- DATA RECORDS -
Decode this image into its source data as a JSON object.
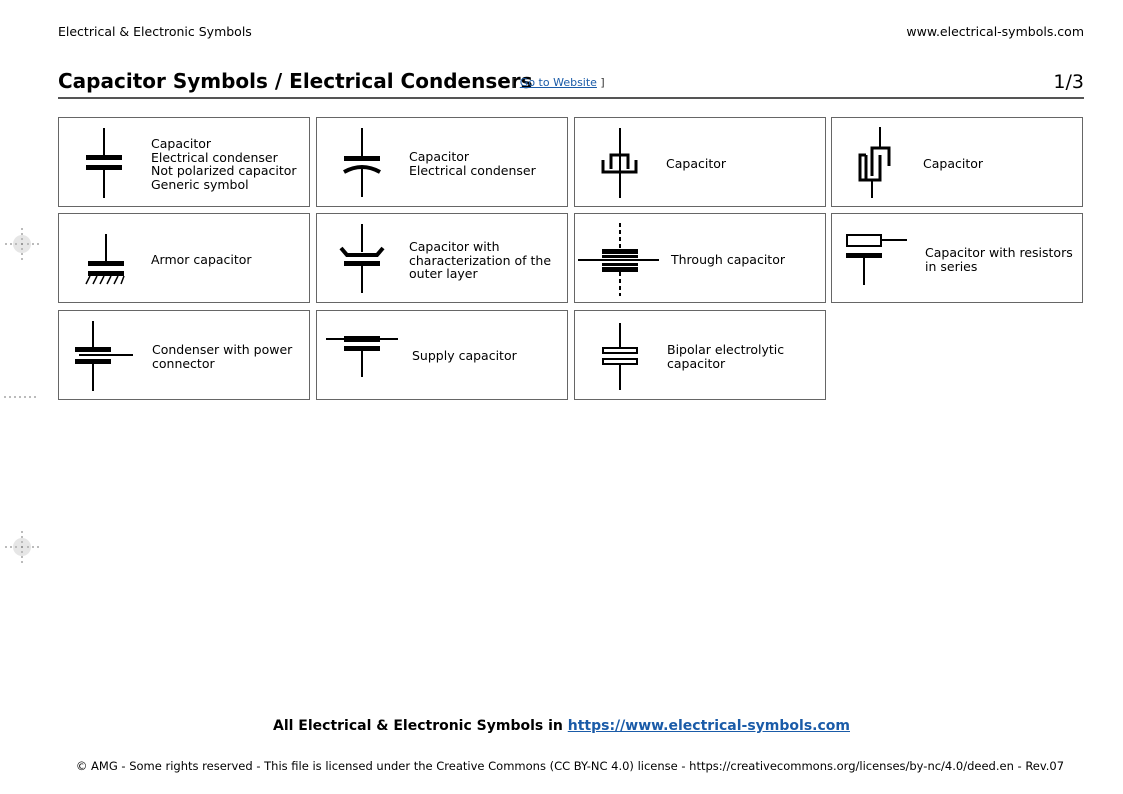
{
  "header": {
    "left_text": "Electrical & Electronic Symbols",
    "right_text": "www.electrical-symbols.com"
  },
  "title": {
    "text": "Capacitor Symbols / Electrical Condensers",
    "link_open": "[ ",
    "link_label": "Go to Website",
    "link_close": " ]",
    "page_number": "1/3"
  },
  "symbols": [
    {
      "name": "capacitor-generic",
      "icon": "capacitor-icon",
      "lines": [
        "Capacitor",
        "Electrical condenser",
        "Not polarized capacitor",
        "Generic symbol"
      ]
    },
    {
      "name": "capacitor-curved",
      "icon": "capacitor-curved-plate-icon",
      "lines": [
        "Capacitor",
        "Electrical condenser"
      ]
    },
    {
      "name": "capacitor-interlocked",
      "icon": "capacitor-interlocked-icon",
      "lines": [
        "Capacitor"
      ]
    },
    {
      "name": "capacitor-meander",
      "icon": "capacitor-meander-icon",
      "lines": [
        "Capacitor"
      ]
    },
    {
      "name": "armor-capacitor",
      "icon": "armor-capacitor-icon",
      "lines": [
        "Armor capacitor"
      ]
    },
    {
      "name": "capacitor-outer-layer",
      "icon": "capacitor-outer-layer-icon",
      "lines": [
        "Capacitor with",
        "characterization of the",
        "outer layer"
      ]
    },
    {
      "name": "through-capacitor",
      "icon": "through-capacitor-icon",
      "lines": [
        "Through capacitor"
      ]
    },
    {
      "name": "capacitor-resistors-series",
      "icon": "capacitor-resistor-icon",
      "lines": [
        "Capacitor with resistors",
        "in series"
      ]
    },
    {
      "name": "condenser-power-connector",
      "icon": "condenser-power-connector-icon",
      "lines": [
        "Condenser with power",
        "connector"
      ]
    },
    {
      "name": "supply-capacitor",
      "icon": "supply-capacitor-icon",
      "lines": [
        "Supply capacitor"
      ]
    },
    {
      "name": "bipolar-electrolytic-capacitor",
      "icon": "bipolar-electrolytic-capacitor-icon",
      "lines": [
        "Bipolar electrolytic",
        "capacitor"
      ]
    }
  ],
  "footer": {
    "main_prefix": "All Electrical & Electronic Symbols in ",
    "main_link": "https://www.electrical-symbols.com",
    "copyright": "© AMG - Some rights reserved - This file is licensed under the Creative Commons (CC BY-NC 4.0) license - https://creativecommons.org/licenses/by-nc/4.0/deed.en - Rev.07"
  }
}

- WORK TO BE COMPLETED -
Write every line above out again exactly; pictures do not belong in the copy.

- EXERCISE ANSWER -
Decode this image into its source data as a JSON object.
{
  "header": {
    "left_text": "Electrical & Electronic Symbols",
    "right_text": "www.electrical-symbols.com"
  },
  "title": {
    "text": "Capacitor Symbols / Electrical Condensers",
    "link_open": "[ ",
    "link_label": "Go to Website",
    "link_close": " ]",
    "page_number": "1/3"
  },
  "symbols": [
    {
      "name": "capacitor-generic",
      "icon": "capacitor-icon",
      "lines": [
        "Capacitor",
        "Electrical condenser",
        "Not polarized capacitor",
        "Generic symbol"
      ]
    },
    {
      "name": "capacitor-curved",
      "icon": "capacitor-curved-plate-icon",
      "lines": [
        "Capacitor",
        "Electrical condenser"
      ]
    },
    {
      "name": "capacitor-interlocked",
      "icon": "capacitor-interlocked-icon",
      "lines": [
        "Capacitor"
      ]
    },
    {
      "name": "capacitor-meander",
      "icon": "capacitor-meander-icon",
      "lines": [
        "Capacitor"
      ]
    },
    {
      "name": "armor-capacitor",
      "icon": "armor-capacitor-icon",
      "lines": [
        "Armor capacitor"
      ]
    },
    {
      "name": "capacitor-outer-layer",
      "icon": "capacitor-outer-layer-icon",
      "lines": [
        "Capacitor with",
        "characterization of the",
        "outer layer"
      ]
    },
    {
      "name": "through-capacitor",
      "icon": "through-capacitor-icon",
      "lines": [
        "Through capacitor"
      ]
    },
    {
      "name": "capacitor-resistors-series",
      "icon": "capacitor-resistor-icon",
      "lines": [
        "Capacitor with resistors",
        "in series"
      ]
    },
    {
      "name": "condenser-power-connector",
      "icon": "condenser-power-connector-icon",
      "lines": [
        "Condenser with power",
        "connector"
      ]
    },
    {
      "name": "supply-capacitor",
      "icon": "supply-capacitor-icon",
      "lines": [
        "Supply capacitor"
      ]
    },
    {
      "name": "bipolar-electrolytic-capacitor",
      "icon": "bipolar-electrolytic-capacitor-icon",
      "lines": [
        "Bipolar electrolytic",
        "capacitor"
      ]
    }
  ],
  "footer": {
    "main_prefix": "All Electrical & Electronic Symbols in ",
    "main_link": "https://www.electrical-symbols.com",
    "copyright": "© AMG - Some rights reserved - This file is licensed under the Creative Commons (CC BY-NC 4.0) license - https://creativecommons.org/licenses/by-nc/4.0/deed.en - Rev.07"
  }
}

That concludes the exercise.